Task statement:
The answer must be every entry, given again word for word.

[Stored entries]
--

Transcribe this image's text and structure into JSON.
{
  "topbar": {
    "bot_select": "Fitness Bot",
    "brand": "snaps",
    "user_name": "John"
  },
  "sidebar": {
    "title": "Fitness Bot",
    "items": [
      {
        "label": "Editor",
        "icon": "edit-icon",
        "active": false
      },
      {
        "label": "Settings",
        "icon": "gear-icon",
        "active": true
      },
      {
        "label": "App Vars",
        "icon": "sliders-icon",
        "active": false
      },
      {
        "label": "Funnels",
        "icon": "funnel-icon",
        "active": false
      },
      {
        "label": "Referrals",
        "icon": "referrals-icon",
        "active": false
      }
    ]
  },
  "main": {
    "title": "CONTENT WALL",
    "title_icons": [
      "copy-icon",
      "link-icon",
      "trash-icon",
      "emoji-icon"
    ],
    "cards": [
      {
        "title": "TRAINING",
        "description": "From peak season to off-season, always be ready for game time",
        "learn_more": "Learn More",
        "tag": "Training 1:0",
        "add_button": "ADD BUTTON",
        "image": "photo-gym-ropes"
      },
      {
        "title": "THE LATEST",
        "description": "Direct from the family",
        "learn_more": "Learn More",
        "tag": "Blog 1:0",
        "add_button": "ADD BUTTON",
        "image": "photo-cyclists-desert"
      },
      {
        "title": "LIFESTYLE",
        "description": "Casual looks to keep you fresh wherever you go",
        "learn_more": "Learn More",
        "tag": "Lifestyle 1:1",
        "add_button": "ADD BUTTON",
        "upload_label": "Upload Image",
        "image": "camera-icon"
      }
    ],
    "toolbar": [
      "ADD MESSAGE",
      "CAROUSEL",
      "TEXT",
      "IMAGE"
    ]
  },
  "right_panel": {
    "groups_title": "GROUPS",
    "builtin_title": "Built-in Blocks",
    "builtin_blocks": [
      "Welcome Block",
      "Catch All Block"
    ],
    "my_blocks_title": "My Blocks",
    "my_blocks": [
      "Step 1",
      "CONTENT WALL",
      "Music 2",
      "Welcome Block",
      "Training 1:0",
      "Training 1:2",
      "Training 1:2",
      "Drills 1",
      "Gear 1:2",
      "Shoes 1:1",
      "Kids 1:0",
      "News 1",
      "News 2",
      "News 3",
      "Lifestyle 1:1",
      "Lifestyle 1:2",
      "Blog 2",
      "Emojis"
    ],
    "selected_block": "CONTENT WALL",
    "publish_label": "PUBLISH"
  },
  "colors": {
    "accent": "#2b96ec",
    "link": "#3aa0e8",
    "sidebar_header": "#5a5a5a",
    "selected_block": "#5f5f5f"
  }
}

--

Task answer:
Transcribe this image's text and structure into JSON.
{
  "topbar": {
    "bot_select": "Fitness Bot",
    "brand": "snaps",
    "user_name": "John"
  },
  "sidebar": {
    "title": "Fitness Bot",
    "items": [
      {
        "label": "Editor",
        "icon": "edit-icon",
        "active": false
      },
      {
        "label": "Settings",
        "icon": "gear-icon",
        "active": true
      },
      {
        "label": "App Vars",
        "icon": "sliders-icon",
        "active": false
      },
      {
        "label": "Funnels",
        "icon": "funnel-icon",
        "active": false
      },
      {
        "label": "Referrals",
        "icon": "referrals-icon",
        "active": false
      }
    ]
  },
  "main": {
    "title": "CONTENT WALL",
    "title_icons": [
      "copy-icon",
      "link-icon",
      "trash-icon",
      "emoji-icon"
    ],
    "cards": [
      {
        "title": "TRAINING",
        "description": "From peak season to off-season, always be ready for game time",
        "learn_more": "Learn More",
        "tag": "Training 1:0",
        "add_button": "ADD BUTTON",
        "image": "photo-gym-ropes"
      },
      {
        "title": "THE LATEST",
        "description": "Direct from the family",
        "learn_more": "Learn More",
        "tag": "Blog 1:0",
        "add_button": "ADD BUTTON",
        "image": "photo-cyclists-desert"
      },
      {
        "title": "LIFESTYLE",
        "description": "Casual looks to keep you fresh wherever you go",
        "learn_more": "Learn More",
        "tag": "Lifestyle 1:1",
        "add_button": "ADD BUTTON",
        "upload_label": "Upload Image",
        "image": "camera-icon"
      }
    ],
    "toolbar": [
      "ADD MESSAGE",
      "CAROUSEL",
      "TEXT",
      "IMAGE"
    ]
  },
  "right_panel": {
    "groups_title": "GROUPS",
    "builtin_title": "Built-in Blocks",
    "builtin_blocks": [
      "Welcome Block",
      "Catch All Block"
    ],
    "my_blocks_title": "My Blocks",
    "my_blocks": [
      "Step 1",
      "CONTENT WALL",
      "Music 2",
      "Welcome Block",
      "Training 1:0",
      "Training 1:2",
      "Training 1:2",
      "Drills 1",
      "Gear 1:2",
      "Shoes 1:1",
      "Kids 1:0",
      "News 1",
      "News 2",
      "News 3",
      "Lifestyle 1:1",
      "Lifestyle 1:2",
      "Blog 2",
      "Emojis"
    ],
    "selected_block": "CONTENT WALL",
    "publish_label": "PUBLISH"
  },
  "colors": {
    "accent": "#2b96ec",
    "link": "#3aa0e8",
    "sidebar_header": "#5a5a5a",
    "selected_block": "#5f5f5f"
  }
}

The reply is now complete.